» Problem requirements: Reproduce the entries below in full, word for word.

» Provided entries:
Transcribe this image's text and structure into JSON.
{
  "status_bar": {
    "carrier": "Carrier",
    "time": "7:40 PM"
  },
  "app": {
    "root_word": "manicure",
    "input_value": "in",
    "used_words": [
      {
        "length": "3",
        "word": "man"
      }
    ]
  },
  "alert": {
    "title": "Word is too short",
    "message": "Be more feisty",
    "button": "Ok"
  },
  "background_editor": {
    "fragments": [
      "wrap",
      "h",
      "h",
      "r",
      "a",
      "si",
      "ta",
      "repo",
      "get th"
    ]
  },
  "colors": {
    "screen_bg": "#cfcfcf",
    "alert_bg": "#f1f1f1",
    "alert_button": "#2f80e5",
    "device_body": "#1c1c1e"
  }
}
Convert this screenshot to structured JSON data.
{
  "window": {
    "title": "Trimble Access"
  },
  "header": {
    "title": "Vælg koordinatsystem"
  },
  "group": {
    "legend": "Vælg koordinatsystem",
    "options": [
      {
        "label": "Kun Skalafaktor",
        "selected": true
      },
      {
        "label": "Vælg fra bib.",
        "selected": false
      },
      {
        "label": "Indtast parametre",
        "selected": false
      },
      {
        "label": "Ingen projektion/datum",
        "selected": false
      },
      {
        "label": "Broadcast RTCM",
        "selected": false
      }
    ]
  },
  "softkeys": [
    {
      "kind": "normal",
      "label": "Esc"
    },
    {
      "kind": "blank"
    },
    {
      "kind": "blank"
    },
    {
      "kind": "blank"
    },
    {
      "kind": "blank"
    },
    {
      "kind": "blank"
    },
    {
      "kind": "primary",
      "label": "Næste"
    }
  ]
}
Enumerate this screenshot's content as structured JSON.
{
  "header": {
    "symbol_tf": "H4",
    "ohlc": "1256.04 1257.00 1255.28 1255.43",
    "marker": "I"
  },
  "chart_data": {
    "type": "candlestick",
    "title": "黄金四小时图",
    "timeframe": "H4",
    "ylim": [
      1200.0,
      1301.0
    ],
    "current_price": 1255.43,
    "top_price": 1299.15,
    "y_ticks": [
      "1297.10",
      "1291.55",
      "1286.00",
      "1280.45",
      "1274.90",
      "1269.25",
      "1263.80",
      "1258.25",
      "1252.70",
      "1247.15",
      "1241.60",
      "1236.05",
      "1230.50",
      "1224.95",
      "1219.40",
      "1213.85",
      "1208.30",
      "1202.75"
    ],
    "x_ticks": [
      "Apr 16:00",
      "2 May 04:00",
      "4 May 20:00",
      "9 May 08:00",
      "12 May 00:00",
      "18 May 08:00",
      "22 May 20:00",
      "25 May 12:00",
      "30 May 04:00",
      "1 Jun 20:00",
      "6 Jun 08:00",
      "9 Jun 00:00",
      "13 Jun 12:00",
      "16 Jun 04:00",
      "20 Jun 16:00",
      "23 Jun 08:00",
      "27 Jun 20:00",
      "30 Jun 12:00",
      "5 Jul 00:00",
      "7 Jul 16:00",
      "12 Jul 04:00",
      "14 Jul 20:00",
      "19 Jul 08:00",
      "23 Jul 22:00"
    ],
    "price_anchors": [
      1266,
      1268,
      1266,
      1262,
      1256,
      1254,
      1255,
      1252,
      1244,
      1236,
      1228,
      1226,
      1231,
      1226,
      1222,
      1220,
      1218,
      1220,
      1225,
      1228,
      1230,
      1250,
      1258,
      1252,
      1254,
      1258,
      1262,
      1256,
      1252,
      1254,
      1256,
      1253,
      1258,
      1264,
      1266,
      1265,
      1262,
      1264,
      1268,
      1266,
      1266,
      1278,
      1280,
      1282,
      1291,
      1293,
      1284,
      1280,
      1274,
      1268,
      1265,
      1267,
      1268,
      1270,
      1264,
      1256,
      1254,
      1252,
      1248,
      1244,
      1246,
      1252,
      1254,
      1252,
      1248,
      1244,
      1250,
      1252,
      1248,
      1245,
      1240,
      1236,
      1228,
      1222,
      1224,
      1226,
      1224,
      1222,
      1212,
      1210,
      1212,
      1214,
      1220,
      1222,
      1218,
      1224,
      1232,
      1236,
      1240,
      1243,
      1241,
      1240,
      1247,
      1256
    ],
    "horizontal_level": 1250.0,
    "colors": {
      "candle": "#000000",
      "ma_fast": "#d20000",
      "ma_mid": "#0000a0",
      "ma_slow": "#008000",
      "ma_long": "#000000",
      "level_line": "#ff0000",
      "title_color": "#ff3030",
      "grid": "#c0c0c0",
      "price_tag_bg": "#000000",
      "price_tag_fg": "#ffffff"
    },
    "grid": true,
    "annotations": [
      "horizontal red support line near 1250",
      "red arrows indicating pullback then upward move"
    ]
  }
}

» Result of this exercise:
Transcribe this image's text and structure into JSON.
{
  "status_bar": {
    "carrier": "Carrier",
    "time": "7:40 PM"
  },
  "app": {
    "root_word": "manicure",
    "input_value": "in",
    "used_words": [
      {
        "length": "3",
        "word": "man"
      }
    ]
  },
  "alert": {
    "title": "Word is too short",
    "message": "Be more feisty",
    "button": "Ok"
  },
  "background_editor": {
    "fragments": [
      "wrap",
      "h",
      "h",
      "r",
      "a",
      "si",
      "ta",
      "repo",
      "get th"
    ]
  },
  "colors": {
    "screen_bg": "#cfcfcf",
    "alert_bg": "#f1f1f1",
    "alert_button": "#2f80e5",
    "device_body": "#1c1c1e"
  }
}
Convert this screenshot to structured JSON data.
{
  "window": {
    "title": "Trimble Access"
  },
  "header": {
    "title": "Vælg koordinatsystem"
  },
  "group": {
    "legend": "Vælg koordinatsystem",
    "options": [
      {
        "label": "Kun Skalafaktor",
        "selected": true
      },
      {
        "label": "Vælg fra bib.",
        "selected": false
      },
      {
        "label": "Indtast parametre",
        "selected": false
      },
      {
        "label": "Ingen projektion/datum",
        "selected": false
      },
      {
        "label": "Broadcast RTCM",
        "selected": false
      }
    ]
  },
  "softkeys": [
    {
      "kind": "normal",
      "label": "Esc"
    },
    {
      "kind": "blank"
    },
    {
      "kind": "blank"
    },
    {
      "kind": "blank"
    },
    {
      "kind": "blank"
    },
    {
      "kind": "blank"
    },
    {
      "kind": "primary",
      "label": "Næste"
    }
  ]
}
Enumerate this screenshot's content as structured JSON.
{
  "header": {
    "symbol_tf": "H4",
    "ohlc": "1256.04 1257.00 1255.28 1255.43",
    "marker": "I"
  },
  "chart_data": {
    "type": "candlestick",
    "title": "黄金四小时图",
    "timeframe": "H4",
    "ylim": [
      1200.0,
      1301.0
    ],
    "current_price": 1255.43,
    "top_price": 1299.15,
    "y_ticks": [
      "1297.10",
      "1291.55",
      "1286.00",
      "1280.45",
      "1274.90",
      "1269.25",
      "1263.80",
      "1258.25",
      "1252.70",
      "1247.15",
      "1241.60",
      "1236.05",
      "1230.50",
      "1224.95",
      "1219.40",
      "1213.85",
      "1208.30",
      "1202.75"
    ],
    "x_ticks": [
      "Apr 16:00",
      "2 May 04:00",
      "4 May 20:00",
      "9 May 08:00",
      "12 May 00:00",
      "18 May 08:00",
      "22 May 20:00",
      "25 May 12:00",
      "30 May 04:00",
      "1 Jun 20:00",
      "6 Jun 08:00",
      "9 Jun 00:00",
      "13 Jun 12:00",
      "16 Jun 04:00",
      "20 Jun 16:00",
      "23 Jun 08:00",
      "27 Jun 20:00",
      "30 Jun 12:00",
      "5 Jul 00:00",
      "7 Jul 16:00",
      "12 Jul 04:00",
      "14 Jul 20:00",
      "19 Jul 08:00",
      "23 Jul 22:00"
    ],
    "price_anchors": [
      1266,
      1268,
      1266,
      1262,
      1256,
      1254,
      1255,
      1252,
      1244,
      1236,
      1228,
      1226,
      1231,
      1226,
      1222,
      1220,
      1218,
      1220,
      1225,
      1228,
      1230,
      1250,
      1258,
      1252,
      1254,
      1258,
      1262,
      1256,
      1252,
      1254,
      1256,
      1253,
      1258,
      1264,
      1266,
      1265,
      1262,
      1264,
      1268,
      1266,
      1266,
      1278,
      1280,
      1282,
      1291,
      1293,
      1284,
      1280,
      1274,
      1268,
      1265,
      1267,
      1268,
      1270,
      1264,
      1256,
      1254,
      1252,
      1248,
      1244,
      1246,
      1252,
      1254,
      1252,
      1248,
      1244,
      1250,
      1252,
      1248,
      1245,
      1240,
      1236,
      1228,
      1222,
      1224,
      1226,
      1224,
      1222,
      1212,
      1210,
      1212,
      1214,
      1220,
      1222,
      1218,
      1224,
      1232,
      1236,
      1240,
      1243,
      1241,
      1240,
      1247,
      1256
    ],
    "horizontal_level": 1250.0,
    "colors": {
      "candle": "#000000",
      "ma_fast": "#d20000",
      "ma_mid": "#0000a0",
      "ma_slow": "#008000",
      "ma_long": "#000000",
      "level_line": "#ff0000",
      "title_color": "#ff3030",
      "grid": "#c0c0c0",
      "price_tag_bg": "#000000",
      "price_tag_fg": "#ffffff"
    },
    "grid": true,
    "annotations": [
      "horizontal red support line near 1250",
      "red arrows indicating pullback then upward move"
    ]
  }
}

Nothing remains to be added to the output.